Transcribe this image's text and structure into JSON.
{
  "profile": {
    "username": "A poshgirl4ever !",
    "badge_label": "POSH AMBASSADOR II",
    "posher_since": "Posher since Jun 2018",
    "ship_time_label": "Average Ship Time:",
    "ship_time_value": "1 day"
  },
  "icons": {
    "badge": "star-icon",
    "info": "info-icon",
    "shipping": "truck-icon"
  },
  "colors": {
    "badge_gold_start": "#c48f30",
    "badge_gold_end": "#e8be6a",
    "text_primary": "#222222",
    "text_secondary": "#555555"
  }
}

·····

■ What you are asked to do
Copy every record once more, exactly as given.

■ Written response
Transcribe this image's text and structure into JSON.
{
  "profile": {
    "username": "A poshgirl4ever !",
    "badge_label": "POSH AMBASSADOR II",
    "posher_since": "Posher since Jun 2018",
    "ship_time_label": "Average Ship Time:",
    "ship_time_value": "1 day"
  },
  "icons": {
    "badge": "star-icon",
    "info": "info-icon",
    "shipping": "truck-icon"
  },
  "colors": {
    "badge_gold_start": "#c48f30",
    "badge_gold_end": "#e8be6a",
    "text_primary": "#222222",
    "text_secondary": "#555555"
  }
}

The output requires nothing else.